_What this task involves:_
Counting only lines that contain the word "relative", state the total for the listing below and nothing else.

_Records for processing:_
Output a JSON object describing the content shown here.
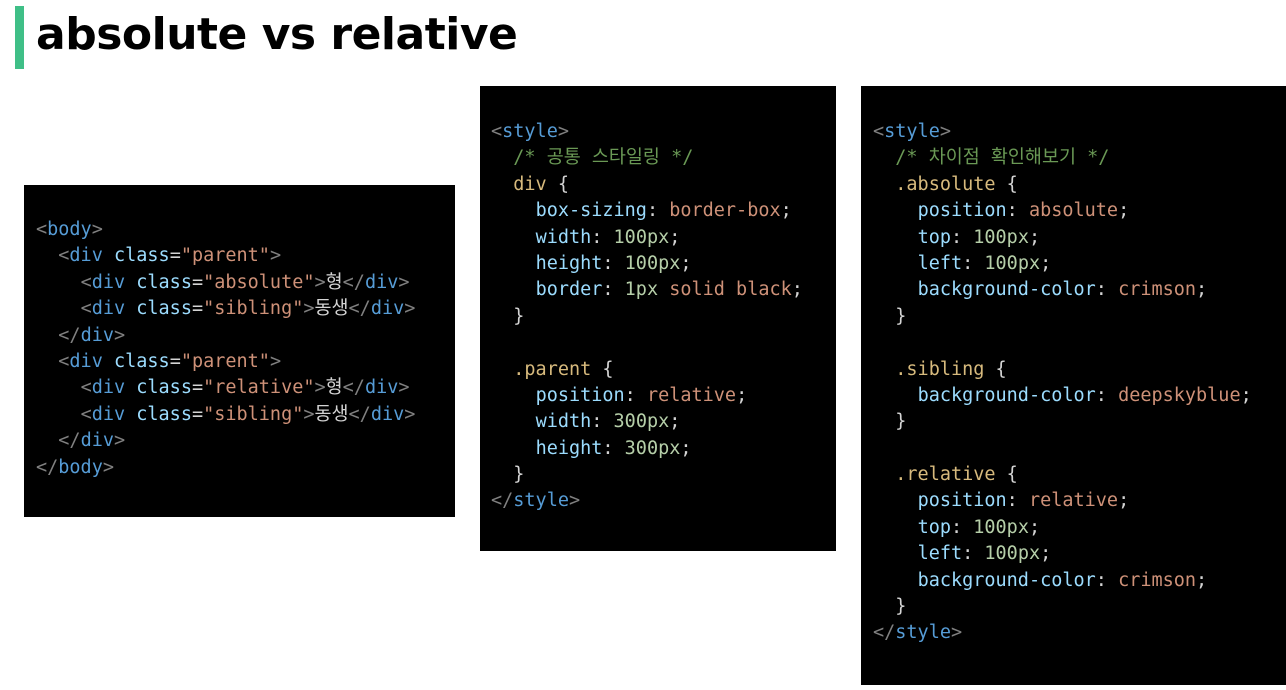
{
  "title": "absolute vs relative",
  "colors": {
    "accent_bar": "#3fbf87",
    "code_background": "#000000",
    "tag": "#569cd6",
    "attribute": "#9cdcfe",
    "string": "#ce9178",
    "comment": "#6a9955",
    "selector": "#d7ba7d",
    "number": "#b5cea8"
  },
  "code_blocks": [
    {
      "name": "html-code",
      "lines": [
        [
          [
            "t-punct",
            "<"
          ],
          [
            "t-tag",
            "body"
          ],
          [
            "t-punct",
            ">"
          ]
        ],
        [
          [
            "t-text",
            "  "
          ],
          [
            "t-punct",
            "<"
          ],
          [
            "t-tag",
            "div"
          ],
          [
            "t-text",
            " "
          ],
          [
            "t-attr",
            "class"
          ],
          [
            "t-eq",
            "="
          ],
          [
            "t-str",
            "\"parent\""
          ],
          [
            "t-punct",
            ">"
          ]
        ],
        [
          [
            "t-text",
            "    "
          ],
          [
            "t-punct",
            "<"
          ],
          [
            "t-tag",
            "div"
          ],
          [
            "t-text",
            " "
          ],
          [
            "t-attr",
            "class"
          ],
          [
            "t-eq",
            "="
          ],
          [
            "t-str",
            "\"absolute\""
          ],
          [
            "t-punct",
            ">"
          ],
          [
            "t-text",
            "형"
          ],
          [
            "t-punct",
            "</"
          ],
          [
            "t-tag",
            "div"
          ],
          [
            "t-punct",
            ">"
          ]
        ],
        [
          [
            "t-text",
            "    "
          ],
          [
            "t-punct",
            "<"
          ],
          [
            "t-tag",
            "div"
          ],
          [
            "t-text",
            " "
          ],
          [
            "t-attr",
            "class"
          ],
          [
            "t-eq",
            "="
          ],
          [
            "t-str",
            "\"sibling\""
          ],
          [
            "t-punct",
            ">"
          ],
          [
            "t-text",
            "동생"
          ],
          [
            "t-punct",
            "</"
          ],
          [
            "t-tag",
            "div"
          ],
          [
            "t-punct",
            ">"
          ]
        ],
        [
          [
            "t-text",
            "  "
          ],
          [
            "t-punct",
            "</"
          ],
          [
            "t-tag",
            "div"
          ],
          [
            "t-punct",
            ">"
          ]
        ],
        [
          [
            "t-text",
            "  "
          ],
          [
            "t-punct",
            "<"
          ],
          [
            "t-tag",
            "div"
          ],
          [
            "t-text",
            " "
          ],
          [
            "t-attr",
            "class"
          ],
          [
            "t-eq",
            "="
          ],
          [
            "t-str",
            "\"parent\""
          ],
          [
            "t-punct",
            ">"
          ]
        ],
        [
          [
            "t-text",
            "    "
          ],
          [
            "t-punct",
            "<"
          ],
          [
            "t-tag",
            "div"
          ],
          [
            "t-text",
            " "
          ],
          [
            "t-attr",
            "class"
          ],
          [
            "t-eq",
            "="
          ],
          [
            "t-str",
            "\"relative\""
          ],
          [
            "t-punct",
            ">"
          ],
          [
            "t-text",
            "형"
          ],
          [
            "t-punct",
            "</"
          ],
          [
            "t-tag",
            "div"
          ],
          [
            "t-punct",
            ">"
          ]
        ],
        [
          [
            "t-text",
            "    "
          ],
          [
            "t-punct",
            "<"
          ],
          [
            "t-tag",
            "div"
          ],
          [
            "t-text",
            " "
          ],
          [
            "t-attr",
            "class"
          ],
          [
            "t-eq",
            "="
          ],
          [
            "t-str",
            "\"sibling\""
          ],
          [
            "t-punct",
            ">"
          ],
          [
            "t-text",
            "동생"
          ],
          [
            "t-punct",
            "</"
          ],
          [
            "t-tag",
            "div"
          ],
          [
            "t-punct",
            ">"
          ]
        ],
        [
          [
            "t-text",
            "  "
          ],
          [
            "t-punct",
            "</"
          ],
          [
            "t-tag",
            "div"
          ],
          [
            "t-punct",
            ">"
          ]
        ],
        [
          [
            "t-punct",
            "</"
          ],
          [
            "t-tag",
            "body"
          ],
          [
            "t-punct",
            ">"
          ]
        ]
      ]
    },
    {
      "name": "style-common-code",
      "lines": [
        [
          [
            "t-punct",
            "<"
          ],
          [
            "t-tag",
            "style"
          ],
          [
            "t-punct",
            ">"
          ]
        ],
        [
          [
            "t-text",
            "  "
          ],
          [
            "t-comment",
            "/* 공통 스타일링 */"
          ]
        ],
        [
          [
            "t-text",
            "  "
          ],
          [
            "t-sel",
            "div"
          ],
          [
            "t-brace",
            " {"
          ]
        ],
        [
          [
            "t-text",
            "    "
          ],
          [
            "t-prop",
            "box-sizing"
          ],
          [
            "t-brace",
            ": "
          ],
          [
            "t-val",
            "border-box"
          ],
          [
            "t-brace",
            ";"
          ]
        ],
        [
          [
            "t-text",
            "    "
          ],
          [
            "t-prop",
            "width"
          ],
          [
            "t-brace",
            ": "
          ],
          [
            "t-num",
            "100px"
          ],
          [
            "t-brace",
            ";"
          ]
        ],
        [
          [
            "t-text",
            "    "
          ],
          [
            "t-prop",
            "height"
          ],
          [
            "t-brace",
            ": "
          ],
          [
            "t-num",
            "100px"
          ],
          [
            "t-brace",
            ";"
          ]
        ],
        [
          [
            "t-text",
            "    "
          ],
          [
            "t-prop",
            "border"
          ],
          [
            "t-brace",
            ": "
          ],
          [
            "t-num",
            "1px"
          ],
          [
            "t-brace",
            " "
          ],
          [
            "t-val",
            "solid black"
          ],
          [
            "t-brace",
            ";"
          ]
        ],
        [
          [
            "t-text",
            "  "
          ],
          [
            "t-brace",
            "}"
          ]
        ],
        [
          [
            "t-text",
            ""
          ]
        ],
        [
          [
            "t-text",
            "  "
          ],
          [
            "t-sel",
            ".parent"
          ],
          [
            "t-brace",
            " {"
          ]
        ],
        [
          [
            "t-text",
            "    "
          ],
          [
            "t-prop",
            "position"
          ],
          [
            "t-brace",
            ": "
          ],
          [
            "t-val",
            "relative"
          ],
          [
            "t-brace",
            ";"
          ]
        ],
        [
          [
            "t-text",
            "    "
          ],
          [
            "t-prop",
            "width"
          ],
          [
            "t-brace",
            ": "
          ],
          [
            "t-num",
            "300px"
          ],
          [
            "t-brace",
            ";"
          ]
        ],
        [
          [
            "t-text",
            "    "
          ],
          [
            "t-prop",
            "height"
          ],
          [
            "t-brace",
            ": "
          ],
          [
            "t-num",
            "300px"
          ],
          [
            "t-brace",
            ";"
          ]
        ],
        [
          [
            "t-text",
            "  "
          ],
          [
            "t-brace",
            "}"
          ]
        ],
        [
          [
            "t-punct",
            "</"
          ],
          [
            "t-tag",
            "style"
          ],
          [
            "t-punct",
            ">"
          ]
        ]
      ]
    },
    {
      "name": "style-diff-code",
      "lines": [
        [
          [
            "t-punct",
            "<"
          ],
          [
            "t-tag",
            "style"
          ],
          [
            "t-punct",
            ">"
          ]
        ],
        [
          [
            "t-text",
            "  "
          ],
          [
            "t-comment",
            "/* 차이점 확인해보기 */"
          ]
        ],
        [
          [
            "t-text",
            "  "
          ],
          [
            "t-sel",
            ".absolute"
          ],
          [
            "t-brace",
            " {"
          ]
        ],
        [
          [
            "t-text",
            "    "
          ],
          [
            "t-prop",
            "position"
          ],
          [
            "t-brace",
            ": "
          ],
          [
            "t-val",
            "absolute"
          ],
          [
            "t-brace",
            ";"
          ]
        ],
        [
          [
            "t-text",
            "    "
          ],
          [
            "t-prop",
            "top"
          ],
          [
            "t-brace",
            ": "
          ],
          [
            "t-num",
            "100px"
          ],
          [
            "t-brace",
            ";"
          ]
        ],
        [
          [
            "t-text",
            "    "
          ],
          [
            "t-prop",
            "left"
          ],
          [
            "t-brace",
            ": "
          ],
          [
            "t-num",
            "100px"
          ],
          [
            "t-brace",
            ";"
          ]
        ],
        [
          [
            "t-text",
            "    "
          ],
          [
            "t-prop",
            "background-color"
          ],
          [
            "t-brace",
            ": "
          ],
          [
            "t-val",
            "crimson"
          ],
          [
            "t-brace",
            ";"
          ]
        ],
        [
          [
            "t-text",
            "  "
          ],
          [
            "t-brace",
            "}"
          ]
        ],
        [
          [
            "t-text",
            ""
          ]
        ],
        [
          [
            "t-text",
            "  "
          ],
          [
            "t-sel",
            ".sibling"
          ],
          [
            "t-brace",
            " {"
          ]
        ],
        [
          [
            "t-text",
            "    "
          ],
          [
            "t-prop",
            "background-color"
          ],
          [
            "t-brace",
            ": "
          ],
          [
            "t-val",
            "deepskyblue"
          ],
          [
            "t-brace",
            ";"
          ]
        ],
        [
          [
            "t-text",
            "  "
          ],
          [
            "t-brace",
            "}"
          ]
        ],
        [
          [
            "t-text",
            ""
          ]
        ],
        [
          [
            "t-text",
            "  "
          ],
          [
            "t-sel",
            ".relative"
          ],
          [
            "t-brace",
            " {"
          ]
        ],
        [
          [
            "t-text",
            "    "
          ],
          [
            "t-prop",
            "position"
          ],
          [
            "t-brace",
            ": "
          ],
          [
            "t-val",
            "relative"
          ],
          [
            "t-brace",
            ";"
          ]
        ],
        [
          [
            "t-text",
            "    "
          ],
          [
            "t-prop",
            "top"
          ],
          [
            "t-brace",
            ": "
          ],
          [
            "t-num",
            "100px"
          ],
          [
            "t-brace",
            ";"
          ]
        ],
        [
          [
            "t-text",
            "    "
          ],
          [
            "t-prop",
            "left"
          ],
          [
            "t-brace",
            ": "
          ],
          [
            "t-num",
            "100px"
          ],
          [
            "t-brace",
            ";"
          ]
        ],
        [
          [
            "t-text",
            "    "
          ],
          [
            "t-prop",
            "background-color"
          ],
          [
            "t-brace",
            ": "
          ],
          [
            "t-val",
            "crimson"
          ],
          [
            "t-brace",
            ";"
          ]
        ],
        [
          [
            "t-text",
            "  "
          ],
          [
            "t-brace",
            "}"
          ]
        ],
        [
          [
            "t-punct",
            "</"
          ],
          [
            "t-tag",
            "style"
          ],
          [
            "t-punct",
            ">"
          ]
        ]
      ]
    }
  ]
}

_Result:_
5